Does livestock protect from malaria or facilitate malaria prevalence? a cross-sectional study in endemic rural areas of Indonesia

  • Background: Ever since it was discovered that zoophilic vectors can transmit malaria, zooprophylaxis has been used to prevent the disease. However, zoopotentiation has also been observed. Thus, the presence of livestock has been widely accepted as an important variable for the prevalence and risk of malaria, but the effectiveness of zooprophylaxis remained subject to debate. This study aims to critically analyse the effects of the presence of livestock on malaria prevalence using a large dataset from Indonesia. Methods: This study is based on data from the Indonesia Basic Health Research ("Riskesdas") cross-sectional survey of 2007 organized by the National Institute of Health Research and Development of Indonesia’s Ministry of Health. The subset of data used in the present study included 259,885 research participants who reside in the rural areas of 176 regencies throughout the 15 provinces of Indonesia where the prevalence of malaria is higher than the national average. The variable "existence of livestock" and other independent demographic, social and behavioural variables were tested as potential determinants for malaria prevalence by multivariate logistic regressions. Results: Raising medium-sized animals in the house was a significant predictor of malaria prevalence (OR = 2.980; 95% CI 2.348–3.782, P < 0.001) when compared to keeping such animals outside of the house (OR = 1.713; 95% CI 1.515–1.937, P < 0.001). After adjusting for gender, age, access to community health facility, sewage canal condition, use of mosquito nets and insecticide-treated bed nets, the participants who raised medium-sized animals inside their homes were 2.8 times more likely to contract malaria than respondents who did not (adjusted odds ratio = 2.809; 95% CI 2.207–3.575; P < 0.001). Conclusions: The results of this study highlight the importance of livestock for malaria transmission, suggesting that keeping livestock in the house contributes to malaria risk rather than prophylaxis in Indonesia. Livestock-based interventions should therefore play a significant role in the implementation of malaria control programmes, and focus on households with a high proportion of medium-sized animals in rural areas. The implementation of a "One Health" strategy to eliminate malaria in Indonesia by 2030 is strongly recommended.
Author:Hamzah Hasyim, Meghnath Dhimal, Jan BauerORCiDGND, Doreen Montag, Jan David Alexander GronebergORCiDGND, Ulrich KuchORCiDGND, Ruth MüllerORCiD
Pubmed Id:
Parent Title (English):Malaria journal
Publisher:BioMed Central
Place of publication:London
Document Type:Article
Year of Completion:2018
Date of first Publication:2018/08/20
Publishing Institution:Universitätsbibliothek Johann Christian Senckenberg
Release Date:2018/08/23
Tag:Livestock; Malaria; Rural area; Zoopotentation; Zooprophylaxis

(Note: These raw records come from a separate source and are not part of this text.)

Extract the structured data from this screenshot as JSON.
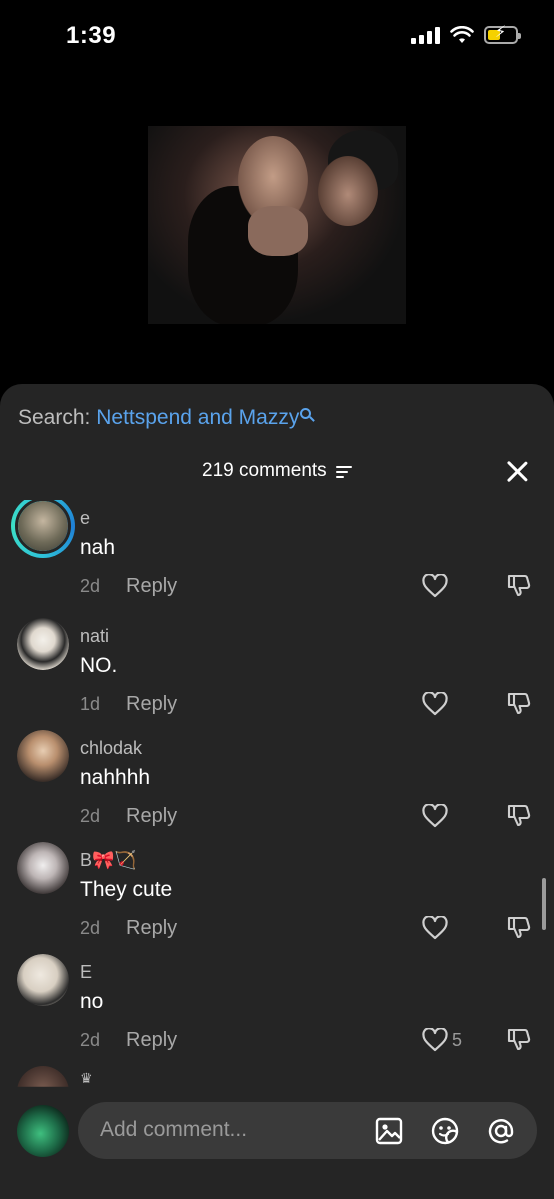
{
  "status_bar": {
    "time": "1:39"
  },
  "search": {
    "label": "Search: ",
    "query": "Nettspend and Mazzy"
  },
  "header": {
    "comment_count": "219 comments"
  },
  "comments": [
    {
      "username": "e",
      "text": "nah",
      "age": "2d",
      "reply_label": "Reply",
      "likes": "",
      "story_ring": true,
      "avatar_color": "#8d8a7a"
    },
    {
      "username": "nati",
      "text": "NO.",
      "age": "1d",
      "reply_label": "Reply",
      "likes": "",
      "story_ring": false,
      "avatar_color": "#d9d2c6"
    },
    {
      "username": "chlodak",
      "text": "nahhhh",
      "age": "2d",
      "reply_label": "Reply",
      "likes": "",
      "story_ring": false,
      "avatar_color": "#b9a48e"
    },
    {
      "username": "B🎀🏹",
      "text": "They cute",
      "age": "2d",
      "reply_label": "Reply",
      "likes": "",
      "story_ring": false,
      "avatar_color": "#cfc9c8"
    },
    {
      "username": "E",
      "text": "no",
      "age": "2d",
      "reply_label": "Reply",
      "likes": "5",
      "story_ring": false,
      "avatar_color": "#d8d3cc"
    }
  ],
  "partial_comment": {
    "username": "♛"
  },
  "composer": {
    "placeholder": "Add comment..."
  },
  "icons": {
    "sort": "sort-lines-icon",
    "close": "close-icon",
    "like": "heart-outline-icon",
    "dislike": "thumbs-down-icon",
    "image": "image-icon",
    "sticker": "sticker-icon",
    "mention": "at-mention-icon"
  },
  "colors": {
    "accent": "#5aa3ec",
    "sheet_bg": "#252525",
    "story_ring": "#2ec2d9",
    "battery": "#f5d100"
  }
}
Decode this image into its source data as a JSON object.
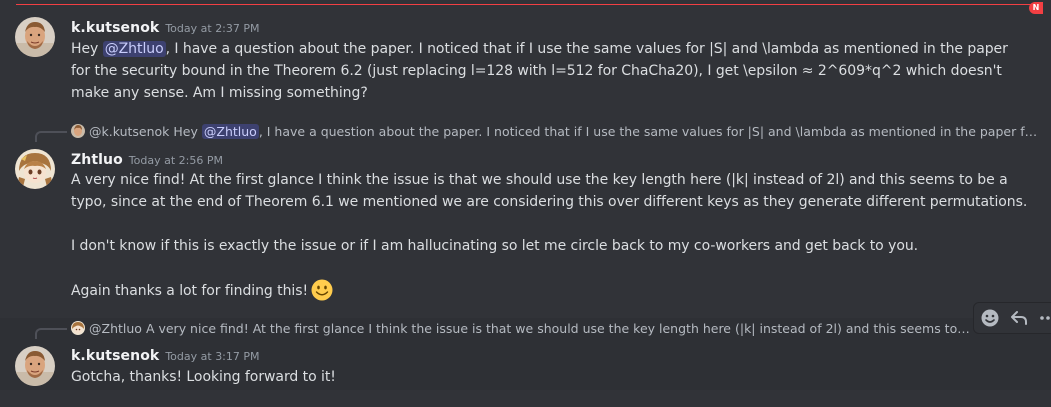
{
  "new_badge": "N",
  "messages": [
    {
      "author": "k.kutsenok",
      "timestamp": "Today at 2:37 PM",
      "avatar": "person-avatar",
      "text_before_mention": "Hey ",
      "mention": "@Zhtluo",
      "text_after_mention": ", I have a question about the paper. I noticed that if I use the same values for |S| and \\lambda as mentioned in the paper for the security bound in the Theorem 6.2 (just replacing l=128 with l=512 for ChaCha20), I get \\epsilon ≈ 2^609*q^2 which doesn't make any sense. Am I missing something?"
    },
    {
      "reply": {
        "author": "@k.kutsenok",
        "text_before_mention": "Hey ",
        "mention": "@Zhtluo",
        "text_after_mention": ", I have a question about the paper. I noticed that if I use the same values for |S| and \\lambda as mentioned in the paper for the sec..."
      },
      "author": "Zhtluo",
      "timestamp": "Today at 2:56 PM",
      "avatar": "anime-avatar",
      "paragraphs": [
        "A very nice find! At the first glance I think the issue is that we should use the key length here (|k| instead of 2l) and this seems to be a typo, since at the end of Theorem 6.1 we mentioned we are considering this over different keys as they generate different permutations.",
        "I don't know if this is exactly the issue or if I am hallucinating so let me circle back to my co-workers and get back to you.",
        "Again thanks a lot for finding this!"
      ],
      "emoji": "slightly-smiling-face-emoji"
    },
    {
      "reply": {
        "author": "@Zhtluo",
        "text": "A very nice find! At the first glance I think the issue is that we should use the key length here (|k| instead of 2l) and this seems to be a typo, si..."
      },
      "author": "k.kutsenok",
      "timestamp": "Today at 3:17 PM",
      "avatar": "person-avatar",
      "text": "Gotcha, thanks! Looking forward to it!"
    }
  ],
  "toolbar": {
    "icons": [
      "add-reaction-icon",
      "reply-icon",
      "more-icon"
    ]
  },
  "colors": {
    "background": "#313338",
    "hover_background": "#2e3035",
    "mention_bg": "#3c4270",
    "new_messages": "#f23f43"
  }
}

Issue:1, Art. 302
Page Number:11
First Page:1
Last Page:11
Open Access: This article is distributed under the terms of the Creative Commons Attribution 4.0 International License (, which permits unrestricted use, distribution, and reproduction in any medium, provided you give appropriate credit to the original author(s) and the source, provide a link to the Creative Commons license, and indicate if changes were made. The Creative Commons Public Domain Dedication waiver ( applies to the data made available in this article, unless otherwise stated.
Institutes:Medizin / Medizin
Dewey Decimal Classification:6 Technik, Medizin, angewandte Wissenschaften / 61 Medizin und Gesundheit / 610 Medizin und Gesundheit
Licence (German):License LogoCreative Commons - Namensnennung 4.0